DIRECTIONS: Go through the lines below. Copy those with "JSON".

[Items from an interface collection]
_ _ _ _ _
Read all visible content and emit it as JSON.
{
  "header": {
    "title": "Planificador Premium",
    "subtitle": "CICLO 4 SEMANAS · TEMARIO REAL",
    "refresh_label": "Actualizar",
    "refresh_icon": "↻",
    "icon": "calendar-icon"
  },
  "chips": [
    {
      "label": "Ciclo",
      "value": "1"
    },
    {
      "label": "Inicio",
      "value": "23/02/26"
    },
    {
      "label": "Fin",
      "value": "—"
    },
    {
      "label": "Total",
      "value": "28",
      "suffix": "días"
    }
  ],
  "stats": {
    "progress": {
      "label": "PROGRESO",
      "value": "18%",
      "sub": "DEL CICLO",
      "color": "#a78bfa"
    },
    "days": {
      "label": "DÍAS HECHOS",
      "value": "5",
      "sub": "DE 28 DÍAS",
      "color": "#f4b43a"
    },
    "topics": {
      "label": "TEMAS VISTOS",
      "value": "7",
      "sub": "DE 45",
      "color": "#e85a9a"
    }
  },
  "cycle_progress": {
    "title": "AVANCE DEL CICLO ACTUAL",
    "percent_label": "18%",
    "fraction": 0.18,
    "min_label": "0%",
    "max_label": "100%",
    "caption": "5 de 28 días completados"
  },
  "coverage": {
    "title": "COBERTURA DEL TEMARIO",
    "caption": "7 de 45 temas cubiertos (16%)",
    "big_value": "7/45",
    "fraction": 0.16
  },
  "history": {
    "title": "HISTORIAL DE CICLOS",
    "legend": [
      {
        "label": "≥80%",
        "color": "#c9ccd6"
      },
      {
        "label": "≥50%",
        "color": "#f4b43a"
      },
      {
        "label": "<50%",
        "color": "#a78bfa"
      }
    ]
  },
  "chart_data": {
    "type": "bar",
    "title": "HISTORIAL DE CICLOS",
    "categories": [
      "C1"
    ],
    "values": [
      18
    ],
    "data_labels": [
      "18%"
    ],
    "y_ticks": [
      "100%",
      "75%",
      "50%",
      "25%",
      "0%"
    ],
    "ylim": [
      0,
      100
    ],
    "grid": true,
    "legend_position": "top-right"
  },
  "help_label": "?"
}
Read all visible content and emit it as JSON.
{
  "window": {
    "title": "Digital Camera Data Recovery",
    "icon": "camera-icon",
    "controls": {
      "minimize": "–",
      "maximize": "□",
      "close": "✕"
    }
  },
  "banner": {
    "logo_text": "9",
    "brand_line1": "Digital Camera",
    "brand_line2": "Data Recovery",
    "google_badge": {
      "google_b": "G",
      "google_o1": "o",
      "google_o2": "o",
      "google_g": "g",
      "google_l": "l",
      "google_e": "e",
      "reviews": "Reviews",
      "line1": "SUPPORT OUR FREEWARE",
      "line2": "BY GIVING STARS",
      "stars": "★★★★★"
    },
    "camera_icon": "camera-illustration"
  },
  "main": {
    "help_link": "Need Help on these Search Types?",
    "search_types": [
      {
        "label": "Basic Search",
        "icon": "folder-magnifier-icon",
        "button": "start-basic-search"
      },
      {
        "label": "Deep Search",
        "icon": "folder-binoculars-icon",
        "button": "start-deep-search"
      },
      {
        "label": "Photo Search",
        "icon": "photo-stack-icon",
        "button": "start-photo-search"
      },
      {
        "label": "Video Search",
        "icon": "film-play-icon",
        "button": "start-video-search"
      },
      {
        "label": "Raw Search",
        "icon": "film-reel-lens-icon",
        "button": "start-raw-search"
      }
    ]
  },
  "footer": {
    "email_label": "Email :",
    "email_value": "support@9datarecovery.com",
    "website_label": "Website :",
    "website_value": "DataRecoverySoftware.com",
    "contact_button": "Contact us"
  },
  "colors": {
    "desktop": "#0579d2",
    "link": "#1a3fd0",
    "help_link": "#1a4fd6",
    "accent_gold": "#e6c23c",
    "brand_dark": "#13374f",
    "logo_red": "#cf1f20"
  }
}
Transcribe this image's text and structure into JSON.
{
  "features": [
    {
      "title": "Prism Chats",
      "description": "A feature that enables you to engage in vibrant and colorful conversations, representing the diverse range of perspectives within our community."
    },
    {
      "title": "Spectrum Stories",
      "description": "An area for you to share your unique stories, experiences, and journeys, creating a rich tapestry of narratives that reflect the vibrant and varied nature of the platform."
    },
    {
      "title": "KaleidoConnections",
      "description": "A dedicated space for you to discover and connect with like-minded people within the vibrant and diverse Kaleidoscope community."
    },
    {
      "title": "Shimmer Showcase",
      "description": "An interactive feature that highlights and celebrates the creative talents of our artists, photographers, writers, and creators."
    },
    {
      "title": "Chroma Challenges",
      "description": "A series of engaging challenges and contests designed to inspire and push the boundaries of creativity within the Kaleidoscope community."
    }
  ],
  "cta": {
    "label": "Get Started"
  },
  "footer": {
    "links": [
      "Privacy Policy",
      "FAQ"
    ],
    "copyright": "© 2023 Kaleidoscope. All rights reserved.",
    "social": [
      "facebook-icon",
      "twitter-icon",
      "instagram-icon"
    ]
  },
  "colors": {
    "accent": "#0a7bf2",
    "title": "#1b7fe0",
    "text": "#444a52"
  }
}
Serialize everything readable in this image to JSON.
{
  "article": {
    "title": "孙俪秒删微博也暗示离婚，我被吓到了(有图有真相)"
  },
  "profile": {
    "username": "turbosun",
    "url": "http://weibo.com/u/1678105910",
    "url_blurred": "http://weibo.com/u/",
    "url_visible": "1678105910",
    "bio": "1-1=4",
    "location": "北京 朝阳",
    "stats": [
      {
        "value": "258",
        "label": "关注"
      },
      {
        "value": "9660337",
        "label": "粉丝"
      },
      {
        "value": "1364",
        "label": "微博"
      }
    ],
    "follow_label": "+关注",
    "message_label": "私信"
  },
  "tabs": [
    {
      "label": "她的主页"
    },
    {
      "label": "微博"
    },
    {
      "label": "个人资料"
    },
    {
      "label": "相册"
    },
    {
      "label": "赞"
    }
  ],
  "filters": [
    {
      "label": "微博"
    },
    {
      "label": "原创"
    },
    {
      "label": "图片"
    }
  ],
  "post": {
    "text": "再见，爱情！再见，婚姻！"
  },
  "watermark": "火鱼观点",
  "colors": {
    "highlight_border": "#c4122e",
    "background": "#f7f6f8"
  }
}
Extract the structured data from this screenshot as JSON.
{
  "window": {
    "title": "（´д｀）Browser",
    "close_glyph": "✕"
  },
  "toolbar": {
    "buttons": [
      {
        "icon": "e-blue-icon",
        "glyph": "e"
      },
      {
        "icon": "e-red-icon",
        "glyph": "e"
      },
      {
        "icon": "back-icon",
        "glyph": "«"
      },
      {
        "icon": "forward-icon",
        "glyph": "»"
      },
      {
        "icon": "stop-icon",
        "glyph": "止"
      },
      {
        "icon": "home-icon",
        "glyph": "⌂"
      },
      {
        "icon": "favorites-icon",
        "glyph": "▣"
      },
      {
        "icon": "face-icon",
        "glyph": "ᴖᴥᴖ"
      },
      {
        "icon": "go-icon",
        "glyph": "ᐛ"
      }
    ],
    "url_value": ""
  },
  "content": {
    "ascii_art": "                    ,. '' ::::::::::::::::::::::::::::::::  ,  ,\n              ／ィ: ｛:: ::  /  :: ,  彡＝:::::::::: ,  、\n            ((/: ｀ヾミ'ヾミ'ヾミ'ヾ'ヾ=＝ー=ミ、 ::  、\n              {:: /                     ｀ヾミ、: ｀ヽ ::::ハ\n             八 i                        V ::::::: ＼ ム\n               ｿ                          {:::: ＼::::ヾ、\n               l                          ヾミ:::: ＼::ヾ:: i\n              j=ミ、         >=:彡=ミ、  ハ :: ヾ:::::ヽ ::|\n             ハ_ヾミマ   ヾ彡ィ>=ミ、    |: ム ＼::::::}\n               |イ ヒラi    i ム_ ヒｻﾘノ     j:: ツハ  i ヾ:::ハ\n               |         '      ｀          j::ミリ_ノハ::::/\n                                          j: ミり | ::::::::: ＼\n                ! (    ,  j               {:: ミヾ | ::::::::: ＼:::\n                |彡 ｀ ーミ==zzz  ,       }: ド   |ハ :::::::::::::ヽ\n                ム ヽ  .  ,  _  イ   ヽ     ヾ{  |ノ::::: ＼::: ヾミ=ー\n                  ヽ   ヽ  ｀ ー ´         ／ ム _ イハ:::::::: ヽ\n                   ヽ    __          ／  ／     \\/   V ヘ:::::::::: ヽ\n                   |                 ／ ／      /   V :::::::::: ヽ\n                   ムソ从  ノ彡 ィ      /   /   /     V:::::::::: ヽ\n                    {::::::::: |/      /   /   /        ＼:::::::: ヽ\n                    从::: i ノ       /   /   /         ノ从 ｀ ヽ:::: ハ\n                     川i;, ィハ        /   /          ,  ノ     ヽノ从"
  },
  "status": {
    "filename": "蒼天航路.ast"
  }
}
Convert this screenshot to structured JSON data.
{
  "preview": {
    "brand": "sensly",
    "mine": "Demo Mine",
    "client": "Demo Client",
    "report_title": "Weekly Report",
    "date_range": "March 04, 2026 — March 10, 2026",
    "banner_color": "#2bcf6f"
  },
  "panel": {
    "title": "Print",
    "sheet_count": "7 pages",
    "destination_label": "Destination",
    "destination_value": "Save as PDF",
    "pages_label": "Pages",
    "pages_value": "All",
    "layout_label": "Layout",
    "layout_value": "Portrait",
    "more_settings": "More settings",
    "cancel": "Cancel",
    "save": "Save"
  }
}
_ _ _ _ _
TASK SOLUTION:
Read all visible content and emit it as JSON.
Read all visible content and emit it as JSON.
Transcribe this image's text and structure into JSON.
Serialize everything readable in this image to JSON.
Extract the structured data from this screenshot as JSON.
Convert this screenshot to structured JSON data.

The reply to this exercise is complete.